"If we could qualify after our Cup practice [Friday] and make it a two-day event, that, to me, makes the most sense. Coming here, I have the opportunity to go back and forth [from his home in Charlotte], so coming up [Saturday] for two laps is not the best plan for use of everybody's time. Then you have guys on crews coming up here and spending nights in motels just to be here for two laps. I think it's an experiment and I'm not mad about it, but I don't see that it makes entire sense right now."

Kyle Busch, driver of the No. 18 Toyota for Joe Gibbs Racing, agreed with Newman.

"I was always partial to the old schedule," Busch said. "I liked getting a little bit of practice in, qualifying, going home, thinking about it and getting some ideas. Then coming back, working on the race practice [Saturday] and going through all of that before the Truck race. I always thought that was a smart way to do it and they've always done it that way for a long time."

Busch said it remains to be seen how teams deal with the new schedule differently.

"Now you have practice, and it depends on which crew chief you're with and how they lay it out. You have your first practice, where they're most likely going to work on race run stuff," Busch said. "Then you're going to go into your second practice, and do you continue to work on race run stuff or do you make your qualifying run and then switch back into race trim? What do you do?

"It's kind of difficult to figure all that out -- especially sometimes for the crew chiefs to get an idea of how they want to do it or how they want to structure it. We'll see what happens.
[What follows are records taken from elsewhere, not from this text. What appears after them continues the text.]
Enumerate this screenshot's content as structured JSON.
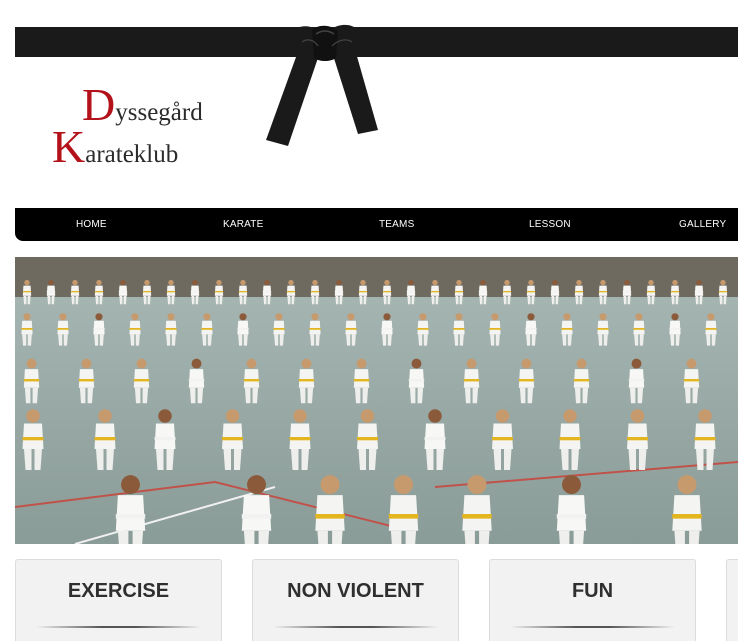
{
  "logo": {
    "line1_initial": "D",
    "line1_rest": "yssegård",
    "line2_initial": "K",
    "line2_rest": "arateklub",
    "accent_color": "#b3121b"
  },
  "nav": {
    "items": [
      {
        "label": "HOME"
      },
      {
        "label": "KARATE"
      },
      {
        "label": "TEAMS"
      },
      {
        "label": "LESSON"
      },
      {
        "label": "GALLERY"
      }
    ]
  },
  "features": [
    {
      "title": "EXERCISE"
    },
    {
      "title": "NON VIOLENT"
    },
    {
      "title": "FUN"
    },
    {
      "title": ""
    }
  ],
  "icons": {
    "belt": "black-belt-icon"
  }
}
We'll keep a close eye on what other guys are going -- for in the back of our minds, in case somebody does it better than we do."
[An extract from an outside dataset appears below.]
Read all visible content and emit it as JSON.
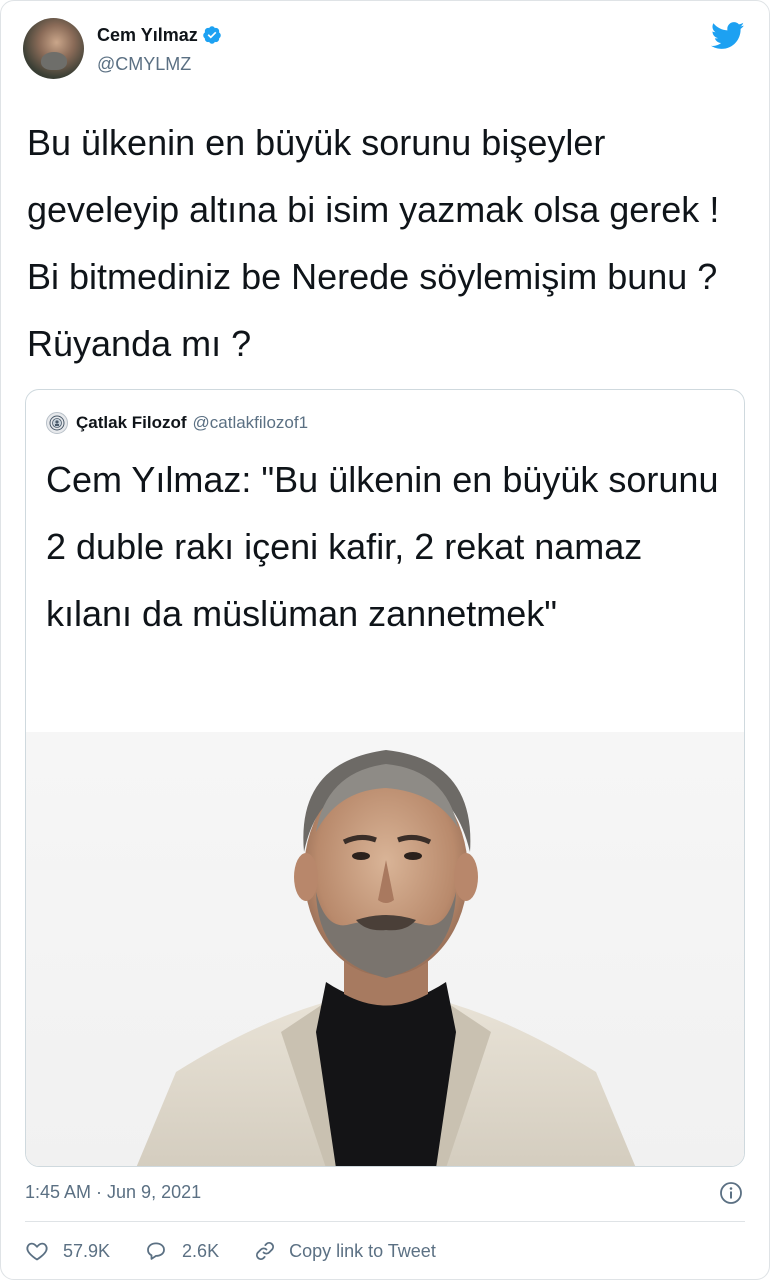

Kevin Harvick, driver of the No. 29 Chevy for Richard Childress Racing, said he gets that the switch in the schedule was made with the fans in mind and therefore had no problem with it.

"I'm all about what's best for the show," Harvick said. "If it's best for the show for us to have qualifying on Saturday, that's what we need to do to give the fans more bang for their buck with their ticket on Saturday.

"For us as a race team, I like it just for the fact that you've got to work on your car all day Friday, then you can sit overnight and really think about what's going on."

Five-time defending Cup champion Jimmie Johnson, who has won six times at Martinsville in the No. 48 Chevy he drives for Hendrick Motorsports, said he understands it's about the fans but pleaded a case for making it easier on all the crew members whose usual weekend routines have been disrupted.

"It's wild to only run two laps [Saturday]," Johnson said. "I don't know why we're experimenting with this type of schedule because the guys are still here. At the end of the day it doesn't matter, in my opinion, what the drivers are really after.

"I guess the fans are first and foremost. But the next ones in line, I would say, would be the mechanics and crews working on these cars. And they have a bear of a day on Fridays with this type of schedule and then an OK day [Saturday], a light day, with just the two laps [of qualifying]. So it's just weird. You'd rather spread that workload out over the two days and take care of your crew guys."

Johnson and others admitted that with Martinsville being what they call "a rhythm track" for drivers, not being able to practice the day before the race is not what they would prefer.

Harvick said he had an answer for that: Enter Saturday's Camping World Truck Series race at Martinsville. The trucks will qualify on Saturday as well, and then compete in the Kroger 250 beginning at 2 p.m. ET after Cup qualifying.

"It kind of throws you out of a rhythm, but I'm going to [be] qualifying the truck first [on Saturday] -- so I guess if everybody is worried about getting in the rhythm, they can run the truck race," Harvick said. "It would be great for the fans. They would love it. Jeff Gordon in a truck? That would be awesome."